-------- GIVEN DATA

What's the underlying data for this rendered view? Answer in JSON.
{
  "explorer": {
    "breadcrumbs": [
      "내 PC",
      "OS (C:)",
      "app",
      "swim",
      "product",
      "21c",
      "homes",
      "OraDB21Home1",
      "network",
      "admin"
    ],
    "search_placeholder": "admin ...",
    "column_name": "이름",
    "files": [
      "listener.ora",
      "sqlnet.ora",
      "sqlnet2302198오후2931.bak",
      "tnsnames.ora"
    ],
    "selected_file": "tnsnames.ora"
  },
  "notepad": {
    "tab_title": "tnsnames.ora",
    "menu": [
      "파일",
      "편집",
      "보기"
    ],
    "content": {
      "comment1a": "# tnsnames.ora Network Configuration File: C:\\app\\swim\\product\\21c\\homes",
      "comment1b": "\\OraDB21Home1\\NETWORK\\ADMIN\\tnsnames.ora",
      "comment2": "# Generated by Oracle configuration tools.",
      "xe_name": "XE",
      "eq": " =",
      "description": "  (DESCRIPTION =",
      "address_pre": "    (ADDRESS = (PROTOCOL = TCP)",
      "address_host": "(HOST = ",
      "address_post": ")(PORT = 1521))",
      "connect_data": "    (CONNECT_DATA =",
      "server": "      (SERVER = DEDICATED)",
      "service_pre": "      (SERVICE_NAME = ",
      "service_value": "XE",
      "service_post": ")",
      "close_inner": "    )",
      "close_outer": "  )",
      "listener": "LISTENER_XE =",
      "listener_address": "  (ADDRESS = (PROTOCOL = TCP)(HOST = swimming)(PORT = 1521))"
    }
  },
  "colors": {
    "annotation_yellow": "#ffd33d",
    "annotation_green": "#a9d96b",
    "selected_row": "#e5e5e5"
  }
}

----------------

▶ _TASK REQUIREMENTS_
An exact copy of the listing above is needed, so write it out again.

▶ _EXERCISE OUTPUT_
What's the underlying data for this rendered view? Answer in JSON.
{
  "explorer": {
    "breadcrumbs": [
      "내 PC",
      "OS (C:)",
      "app",
      "swim",
      "product",
      "21c",
      "homes",
      "OraDB21Home1",
      "network",
      "admin"
    ],
    "search_placeholder": "admin ...",
    "column_name": "이름",
    "files": [
      "listener.ora",
      "sqlnet.ora",
      "sqlnet2302198오후2931.bak",
      "tnsnames.ora"
    ],
    "selected_file": "tnsnames.ora"
  },
  "notepad": {
    "tab_title": "tnsnames.ora",
    "menu": [
      "파일",
      "편집",
      "보기"
    ],
    "content": {
      "comment1a": "# tnsnames.ora Network Configuration File: C:\\app\\swim\\product\\21c\\homes",
      "comment1b": "\\OraDB21Home1\\NETWORK\\ADMIN\\tnsnames.ora",
      "comment2": "# Generated by Oracle configuration tools.",
      "xe_name": "XE",
      "eq": " =",
      "description": "  (DESCRIPTION =",
      "address_pre": "    (ADDRESS = (PROTOCOL = TCP)",
      "address_host": "(HOST = ",
      "address_post": ")(PORT = 1521))",
      "connect_data": "    (CONNECT_DATA =",
      "server": "      (SERVER = DEDICATED)",
      "service_pre": "      (SERVICE_NAME = ",
      "service_value": "XE",
      "service_post": ")",
      "close_inner": "    )",
      "close_outer": "  )",
      "listener": "LISTENER_XE =",
      "listener_address": "  (ADDRESS = (PROTOCOL = TCP)(HOST = swimming)(PORT = 1521))"
    }
  },
  "colors": {
    "annotation_yellow": "#ffd33d",
    "annotation_green": "#a9d96b",
    "selected_row": "#e5e5e5"
  }
}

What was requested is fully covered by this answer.